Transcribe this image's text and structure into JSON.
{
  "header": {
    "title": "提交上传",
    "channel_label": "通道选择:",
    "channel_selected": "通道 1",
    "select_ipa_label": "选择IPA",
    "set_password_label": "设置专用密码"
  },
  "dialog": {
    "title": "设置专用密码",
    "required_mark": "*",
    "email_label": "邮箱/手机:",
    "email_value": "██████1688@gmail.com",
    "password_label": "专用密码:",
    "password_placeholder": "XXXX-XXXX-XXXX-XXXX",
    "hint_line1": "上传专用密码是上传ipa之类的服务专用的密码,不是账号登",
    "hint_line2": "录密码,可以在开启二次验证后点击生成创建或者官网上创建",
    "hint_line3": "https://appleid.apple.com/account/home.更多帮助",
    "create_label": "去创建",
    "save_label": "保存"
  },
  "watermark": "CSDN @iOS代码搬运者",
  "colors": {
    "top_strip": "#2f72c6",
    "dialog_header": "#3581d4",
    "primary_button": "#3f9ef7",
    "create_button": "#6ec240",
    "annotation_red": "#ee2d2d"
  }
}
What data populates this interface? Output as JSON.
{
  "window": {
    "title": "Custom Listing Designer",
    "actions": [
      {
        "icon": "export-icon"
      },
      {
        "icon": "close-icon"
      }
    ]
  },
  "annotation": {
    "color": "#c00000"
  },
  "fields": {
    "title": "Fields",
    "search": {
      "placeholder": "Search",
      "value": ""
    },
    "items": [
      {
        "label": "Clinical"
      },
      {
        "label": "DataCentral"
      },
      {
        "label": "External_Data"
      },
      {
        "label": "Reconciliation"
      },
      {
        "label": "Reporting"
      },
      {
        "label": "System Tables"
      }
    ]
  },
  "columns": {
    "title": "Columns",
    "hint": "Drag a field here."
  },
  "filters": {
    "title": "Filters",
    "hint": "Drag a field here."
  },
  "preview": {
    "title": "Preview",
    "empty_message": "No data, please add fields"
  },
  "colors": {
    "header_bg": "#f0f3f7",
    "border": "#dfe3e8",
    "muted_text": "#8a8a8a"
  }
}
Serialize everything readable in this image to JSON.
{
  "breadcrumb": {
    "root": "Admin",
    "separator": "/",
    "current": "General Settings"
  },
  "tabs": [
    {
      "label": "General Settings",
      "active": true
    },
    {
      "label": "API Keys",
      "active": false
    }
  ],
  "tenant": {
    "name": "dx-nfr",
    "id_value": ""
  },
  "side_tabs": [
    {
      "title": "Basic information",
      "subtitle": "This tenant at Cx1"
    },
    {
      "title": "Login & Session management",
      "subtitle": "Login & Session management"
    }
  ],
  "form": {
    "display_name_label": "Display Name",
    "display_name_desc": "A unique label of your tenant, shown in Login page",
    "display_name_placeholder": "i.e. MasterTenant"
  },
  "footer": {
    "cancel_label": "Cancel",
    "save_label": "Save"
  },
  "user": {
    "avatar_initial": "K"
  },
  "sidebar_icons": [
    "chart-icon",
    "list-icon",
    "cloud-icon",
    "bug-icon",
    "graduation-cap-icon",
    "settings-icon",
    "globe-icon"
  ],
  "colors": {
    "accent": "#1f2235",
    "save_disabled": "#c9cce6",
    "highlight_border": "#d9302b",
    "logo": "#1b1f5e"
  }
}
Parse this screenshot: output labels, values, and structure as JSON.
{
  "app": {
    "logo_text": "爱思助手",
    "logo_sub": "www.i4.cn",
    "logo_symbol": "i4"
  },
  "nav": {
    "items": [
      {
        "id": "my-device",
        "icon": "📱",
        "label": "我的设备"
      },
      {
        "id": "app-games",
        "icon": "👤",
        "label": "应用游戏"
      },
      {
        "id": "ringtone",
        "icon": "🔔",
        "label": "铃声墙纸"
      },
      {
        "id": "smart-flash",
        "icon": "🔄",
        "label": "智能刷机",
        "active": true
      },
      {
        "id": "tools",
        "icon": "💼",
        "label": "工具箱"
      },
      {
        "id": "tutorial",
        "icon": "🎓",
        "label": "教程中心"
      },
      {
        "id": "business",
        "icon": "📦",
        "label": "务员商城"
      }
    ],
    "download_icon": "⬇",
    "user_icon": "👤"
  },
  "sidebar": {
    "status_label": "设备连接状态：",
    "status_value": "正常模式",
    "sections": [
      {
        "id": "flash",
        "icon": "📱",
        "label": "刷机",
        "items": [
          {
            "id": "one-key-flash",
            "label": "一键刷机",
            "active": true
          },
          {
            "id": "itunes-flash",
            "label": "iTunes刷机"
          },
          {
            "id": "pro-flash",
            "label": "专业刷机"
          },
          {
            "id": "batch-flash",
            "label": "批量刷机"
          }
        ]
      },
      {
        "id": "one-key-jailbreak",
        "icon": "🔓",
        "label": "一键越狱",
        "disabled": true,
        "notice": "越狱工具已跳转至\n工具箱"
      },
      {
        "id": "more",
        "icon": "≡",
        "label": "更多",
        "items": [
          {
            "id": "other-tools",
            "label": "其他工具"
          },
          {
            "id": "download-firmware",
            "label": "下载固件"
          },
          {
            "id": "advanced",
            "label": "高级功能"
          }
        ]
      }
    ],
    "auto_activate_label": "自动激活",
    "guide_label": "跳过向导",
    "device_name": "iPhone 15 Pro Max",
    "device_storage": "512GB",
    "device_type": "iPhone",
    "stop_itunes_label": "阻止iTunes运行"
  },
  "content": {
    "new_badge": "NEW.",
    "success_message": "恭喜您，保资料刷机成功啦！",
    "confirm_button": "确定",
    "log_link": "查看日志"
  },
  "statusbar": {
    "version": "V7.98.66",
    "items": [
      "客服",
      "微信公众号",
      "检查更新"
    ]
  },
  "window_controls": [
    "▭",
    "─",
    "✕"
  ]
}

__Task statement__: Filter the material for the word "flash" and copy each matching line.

__Solution to this task__:
        "id": "smart-flash",
        "id": "flash",
            "id": "one-key-flash",
            "id": "itunes-flash",
            "id": "pro-flash",
            "id": "batch-flash",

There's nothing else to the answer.